I am certain you are aware that the tobacco industry for many years secretly created phony “institutes,” paid for studies, expert spokespersons and testimony to discredit the legitimate scientific studies on the health risks of tobacco. One of the favorite tactics was evoking the old “relative risk” and “dose” gag – if you can’t prove your point, attack the research, the organization, the funding source, anything you can. While many of the pro-smoke scams have been uncovered and are now gone, their “junk science” and tactics are still being used today by the likes of Mr. Contoski. I have read enough of his writings to understand his underlying motive and agenda. He is not the first nor the last to claim that the earth is flat and black is white, and that a vast shadowy conspiracy is suppressing the truth.

I don’t need to cite Helena to make my point. Instead, I point out that Montana just passed a statewide smoking ban. North Dakota is expected to do the same very soon. While the pro-smoke crowd has no lack of zealots to loudly argue for the status quo, America is rapidly becoming a smokefree nation. I look forward to the day when Minnesota joins the growing list of smokefree states.

I’m sure we will continue our spirited debate on this issue in the future. In the meanwhile, stay well and healthy.
Bob from the Lung Association Homepage 04.20.05 - 8:40 am #


"If you can't prove the point, attack the research."

After making that comment, you go on to "attack the research" that says secondhand smoke is not the danger that is claimed, but offer no scientific refutation of Contoski's science. You attack his motives, a non-smoker, non-bar owner with no economic dog in the fight.

Simply stamping your rhetorical feet is not a debate, Bob. You won't set criteria for public health to debate -- that's someone else's job. You won't address statistical validity of neurtral scientific principles applied to the issue -- someone else has done that for you. Just what do you do that keeps your schedule so busy?

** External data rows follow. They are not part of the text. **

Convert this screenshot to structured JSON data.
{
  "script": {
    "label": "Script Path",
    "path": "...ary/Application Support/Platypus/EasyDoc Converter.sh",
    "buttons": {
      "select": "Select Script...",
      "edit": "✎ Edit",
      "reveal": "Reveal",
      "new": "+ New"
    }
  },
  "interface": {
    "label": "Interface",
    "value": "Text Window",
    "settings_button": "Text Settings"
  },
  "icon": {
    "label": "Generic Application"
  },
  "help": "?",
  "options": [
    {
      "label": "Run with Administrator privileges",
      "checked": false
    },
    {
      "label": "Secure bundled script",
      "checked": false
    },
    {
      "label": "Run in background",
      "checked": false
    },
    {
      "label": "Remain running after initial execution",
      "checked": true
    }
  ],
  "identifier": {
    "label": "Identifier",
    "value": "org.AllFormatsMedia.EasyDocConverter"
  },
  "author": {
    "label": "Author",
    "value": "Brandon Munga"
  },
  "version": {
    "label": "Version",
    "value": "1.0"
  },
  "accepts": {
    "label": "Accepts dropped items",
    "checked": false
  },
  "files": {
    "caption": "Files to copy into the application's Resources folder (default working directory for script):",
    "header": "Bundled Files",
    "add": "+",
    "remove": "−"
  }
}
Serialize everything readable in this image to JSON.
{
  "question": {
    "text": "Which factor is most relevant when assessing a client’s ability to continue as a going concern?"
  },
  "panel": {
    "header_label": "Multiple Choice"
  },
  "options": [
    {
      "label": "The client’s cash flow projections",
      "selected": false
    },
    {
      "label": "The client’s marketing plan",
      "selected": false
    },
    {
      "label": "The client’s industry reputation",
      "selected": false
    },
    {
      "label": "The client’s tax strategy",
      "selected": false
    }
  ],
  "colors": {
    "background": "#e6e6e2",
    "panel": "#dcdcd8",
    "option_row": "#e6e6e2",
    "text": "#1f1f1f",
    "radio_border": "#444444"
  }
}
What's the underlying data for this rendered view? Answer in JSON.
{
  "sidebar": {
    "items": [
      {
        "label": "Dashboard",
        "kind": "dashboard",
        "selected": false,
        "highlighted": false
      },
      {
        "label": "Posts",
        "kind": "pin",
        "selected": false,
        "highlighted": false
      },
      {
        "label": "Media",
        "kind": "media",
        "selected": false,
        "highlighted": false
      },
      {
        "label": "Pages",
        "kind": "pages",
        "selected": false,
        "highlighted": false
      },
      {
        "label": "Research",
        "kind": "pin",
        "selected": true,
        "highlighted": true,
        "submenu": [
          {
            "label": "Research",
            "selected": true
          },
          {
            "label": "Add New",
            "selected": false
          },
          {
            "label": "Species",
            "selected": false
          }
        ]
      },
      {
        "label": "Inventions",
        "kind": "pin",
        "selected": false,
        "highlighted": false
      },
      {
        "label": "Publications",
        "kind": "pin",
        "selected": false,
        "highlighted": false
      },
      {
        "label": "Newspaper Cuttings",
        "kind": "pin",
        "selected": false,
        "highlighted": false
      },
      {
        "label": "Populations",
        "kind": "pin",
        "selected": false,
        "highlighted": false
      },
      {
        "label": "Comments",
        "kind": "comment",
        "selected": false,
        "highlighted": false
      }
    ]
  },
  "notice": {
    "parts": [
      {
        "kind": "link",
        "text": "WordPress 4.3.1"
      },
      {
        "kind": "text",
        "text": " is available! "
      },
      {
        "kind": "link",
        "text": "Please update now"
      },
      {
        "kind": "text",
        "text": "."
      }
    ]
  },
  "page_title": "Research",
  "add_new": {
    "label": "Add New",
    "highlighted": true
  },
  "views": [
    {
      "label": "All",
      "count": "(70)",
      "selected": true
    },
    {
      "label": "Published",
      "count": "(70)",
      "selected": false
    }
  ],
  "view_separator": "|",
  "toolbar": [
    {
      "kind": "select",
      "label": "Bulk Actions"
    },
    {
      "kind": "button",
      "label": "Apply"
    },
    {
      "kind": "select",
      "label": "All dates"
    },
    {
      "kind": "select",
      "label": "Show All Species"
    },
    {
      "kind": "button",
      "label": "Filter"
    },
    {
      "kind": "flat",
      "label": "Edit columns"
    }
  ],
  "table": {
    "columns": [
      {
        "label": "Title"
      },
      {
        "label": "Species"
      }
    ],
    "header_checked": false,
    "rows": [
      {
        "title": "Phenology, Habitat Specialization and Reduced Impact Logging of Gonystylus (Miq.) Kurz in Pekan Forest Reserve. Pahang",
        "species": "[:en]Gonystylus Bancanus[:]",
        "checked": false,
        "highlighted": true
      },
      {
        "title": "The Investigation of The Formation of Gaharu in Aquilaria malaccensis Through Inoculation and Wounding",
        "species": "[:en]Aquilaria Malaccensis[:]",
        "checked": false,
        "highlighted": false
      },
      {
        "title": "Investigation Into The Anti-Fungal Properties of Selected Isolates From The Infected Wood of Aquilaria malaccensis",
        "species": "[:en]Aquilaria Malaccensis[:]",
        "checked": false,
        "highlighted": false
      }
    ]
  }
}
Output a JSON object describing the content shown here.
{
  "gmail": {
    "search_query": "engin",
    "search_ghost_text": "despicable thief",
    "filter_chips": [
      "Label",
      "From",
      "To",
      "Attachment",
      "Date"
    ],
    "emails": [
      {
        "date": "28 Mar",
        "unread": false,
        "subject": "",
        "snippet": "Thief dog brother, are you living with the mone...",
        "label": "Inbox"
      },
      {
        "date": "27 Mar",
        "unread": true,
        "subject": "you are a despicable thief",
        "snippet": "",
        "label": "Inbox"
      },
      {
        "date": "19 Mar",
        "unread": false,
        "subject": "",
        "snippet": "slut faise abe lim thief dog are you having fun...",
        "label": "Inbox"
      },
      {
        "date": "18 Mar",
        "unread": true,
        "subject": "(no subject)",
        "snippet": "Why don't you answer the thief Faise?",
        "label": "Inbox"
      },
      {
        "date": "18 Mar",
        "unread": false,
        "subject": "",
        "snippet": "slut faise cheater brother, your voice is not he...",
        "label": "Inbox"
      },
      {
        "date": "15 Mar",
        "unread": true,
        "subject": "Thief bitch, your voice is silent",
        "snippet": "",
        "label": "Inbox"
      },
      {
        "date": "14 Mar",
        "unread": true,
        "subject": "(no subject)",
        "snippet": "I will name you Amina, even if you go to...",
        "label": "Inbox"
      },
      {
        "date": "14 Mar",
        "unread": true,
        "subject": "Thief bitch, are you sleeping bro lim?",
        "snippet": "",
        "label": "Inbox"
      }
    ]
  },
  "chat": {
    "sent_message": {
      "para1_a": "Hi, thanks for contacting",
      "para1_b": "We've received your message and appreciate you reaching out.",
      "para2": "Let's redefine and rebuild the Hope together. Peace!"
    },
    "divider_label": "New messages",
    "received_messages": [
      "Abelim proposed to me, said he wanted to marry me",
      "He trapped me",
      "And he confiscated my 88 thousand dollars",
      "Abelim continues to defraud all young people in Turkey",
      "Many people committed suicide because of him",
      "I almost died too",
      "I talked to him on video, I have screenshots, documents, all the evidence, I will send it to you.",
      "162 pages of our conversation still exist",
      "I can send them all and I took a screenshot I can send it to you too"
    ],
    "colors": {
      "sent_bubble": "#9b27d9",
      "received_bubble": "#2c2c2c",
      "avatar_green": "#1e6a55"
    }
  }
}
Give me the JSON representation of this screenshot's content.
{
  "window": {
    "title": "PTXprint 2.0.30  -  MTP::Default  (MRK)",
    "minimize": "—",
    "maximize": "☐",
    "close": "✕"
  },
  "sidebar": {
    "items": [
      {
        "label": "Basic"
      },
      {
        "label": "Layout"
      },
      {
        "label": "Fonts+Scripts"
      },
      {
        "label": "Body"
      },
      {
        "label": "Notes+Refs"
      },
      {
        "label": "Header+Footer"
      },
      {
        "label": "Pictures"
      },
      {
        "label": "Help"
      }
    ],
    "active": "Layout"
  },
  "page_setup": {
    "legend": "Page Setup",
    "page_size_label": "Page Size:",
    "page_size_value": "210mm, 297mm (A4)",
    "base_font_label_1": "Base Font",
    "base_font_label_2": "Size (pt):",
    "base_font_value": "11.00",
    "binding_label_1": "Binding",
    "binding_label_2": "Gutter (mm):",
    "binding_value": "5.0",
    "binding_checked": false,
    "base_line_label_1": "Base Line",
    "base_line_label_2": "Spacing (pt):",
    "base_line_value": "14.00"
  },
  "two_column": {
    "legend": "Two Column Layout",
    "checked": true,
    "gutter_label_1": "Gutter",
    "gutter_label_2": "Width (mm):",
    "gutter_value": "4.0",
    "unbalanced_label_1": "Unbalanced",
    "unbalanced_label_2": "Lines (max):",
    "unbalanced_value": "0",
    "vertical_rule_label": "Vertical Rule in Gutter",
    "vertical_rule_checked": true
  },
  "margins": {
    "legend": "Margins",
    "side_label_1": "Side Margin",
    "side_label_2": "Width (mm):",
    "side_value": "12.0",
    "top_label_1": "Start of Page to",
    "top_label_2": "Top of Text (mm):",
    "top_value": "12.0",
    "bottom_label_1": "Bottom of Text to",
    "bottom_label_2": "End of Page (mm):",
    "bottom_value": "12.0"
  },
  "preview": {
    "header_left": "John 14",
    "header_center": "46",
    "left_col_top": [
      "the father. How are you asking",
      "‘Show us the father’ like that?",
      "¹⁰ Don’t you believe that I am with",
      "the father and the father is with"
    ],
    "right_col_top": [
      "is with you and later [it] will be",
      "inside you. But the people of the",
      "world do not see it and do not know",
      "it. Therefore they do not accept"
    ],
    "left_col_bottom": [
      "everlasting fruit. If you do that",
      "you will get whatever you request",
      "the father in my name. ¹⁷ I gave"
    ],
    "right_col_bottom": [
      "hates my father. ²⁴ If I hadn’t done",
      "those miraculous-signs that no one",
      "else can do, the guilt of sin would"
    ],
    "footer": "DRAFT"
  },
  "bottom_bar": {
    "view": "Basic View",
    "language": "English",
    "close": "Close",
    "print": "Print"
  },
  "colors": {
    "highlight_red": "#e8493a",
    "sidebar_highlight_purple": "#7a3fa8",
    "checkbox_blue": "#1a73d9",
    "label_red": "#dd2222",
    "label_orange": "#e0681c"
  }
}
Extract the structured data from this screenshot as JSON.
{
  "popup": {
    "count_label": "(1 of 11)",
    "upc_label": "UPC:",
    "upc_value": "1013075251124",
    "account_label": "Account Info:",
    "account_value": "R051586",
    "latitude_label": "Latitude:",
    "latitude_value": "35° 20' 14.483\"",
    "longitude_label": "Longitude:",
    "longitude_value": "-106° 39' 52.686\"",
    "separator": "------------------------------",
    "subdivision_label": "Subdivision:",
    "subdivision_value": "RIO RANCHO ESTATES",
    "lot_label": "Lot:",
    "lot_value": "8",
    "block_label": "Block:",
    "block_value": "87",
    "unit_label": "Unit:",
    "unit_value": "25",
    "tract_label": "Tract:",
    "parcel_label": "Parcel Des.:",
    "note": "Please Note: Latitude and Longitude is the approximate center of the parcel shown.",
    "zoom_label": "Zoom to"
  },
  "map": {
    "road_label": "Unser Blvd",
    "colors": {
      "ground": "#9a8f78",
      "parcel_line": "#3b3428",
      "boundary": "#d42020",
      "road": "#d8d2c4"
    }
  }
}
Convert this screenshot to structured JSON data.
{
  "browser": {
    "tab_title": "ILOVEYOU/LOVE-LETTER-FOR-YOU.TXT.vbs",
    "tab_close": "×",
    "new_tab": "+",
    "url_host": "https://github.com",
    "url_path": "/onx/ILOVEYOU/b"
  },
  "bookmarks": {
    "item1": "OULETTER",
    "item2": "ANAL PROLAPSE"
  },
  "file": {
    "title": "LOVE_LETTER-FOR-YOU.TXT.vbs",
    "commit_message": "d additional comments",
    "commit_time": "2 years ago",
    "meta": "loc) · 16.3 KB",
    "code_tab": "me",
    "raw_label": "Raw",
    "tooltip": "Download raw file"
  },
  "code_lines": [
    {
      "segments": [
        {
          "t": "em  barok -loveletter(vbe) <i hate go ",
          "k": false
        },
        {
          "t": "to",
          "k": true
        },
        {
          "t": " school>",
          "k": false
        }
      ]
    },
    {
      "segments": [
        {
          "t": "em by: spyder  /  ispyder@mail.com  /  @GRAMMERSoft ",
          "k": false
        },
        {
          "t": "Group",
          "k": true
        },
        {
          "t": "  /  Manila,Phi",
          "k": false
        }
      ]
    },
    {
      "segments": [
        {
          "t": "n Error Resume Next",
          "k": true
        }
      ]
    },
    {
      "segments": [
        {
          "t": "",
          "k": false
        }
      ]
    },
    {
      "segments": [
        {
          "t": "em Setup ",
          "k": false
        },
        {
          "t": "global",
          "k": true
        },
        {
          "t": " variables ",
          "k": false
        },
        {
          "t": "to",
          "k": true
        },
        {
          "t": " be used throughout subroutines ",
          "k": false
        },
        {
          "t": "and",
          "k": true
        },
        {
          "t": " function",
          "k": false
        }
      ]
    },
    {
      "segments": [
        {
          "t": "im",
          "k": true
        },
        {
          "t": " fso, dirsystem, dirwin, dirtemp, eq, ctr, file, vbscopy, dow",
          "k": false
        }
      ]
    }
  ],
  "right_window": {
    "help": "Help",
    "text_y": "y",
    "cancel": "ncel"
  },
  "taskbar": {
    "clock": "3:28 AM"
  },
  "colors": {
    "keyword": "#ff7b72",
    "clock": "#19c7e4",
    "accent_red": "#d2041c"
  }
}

No wonder it is confounding to you when people want to think for themselves and make their own decisions.
Craig Westover Homepage 04.20.05 - 9:21 am #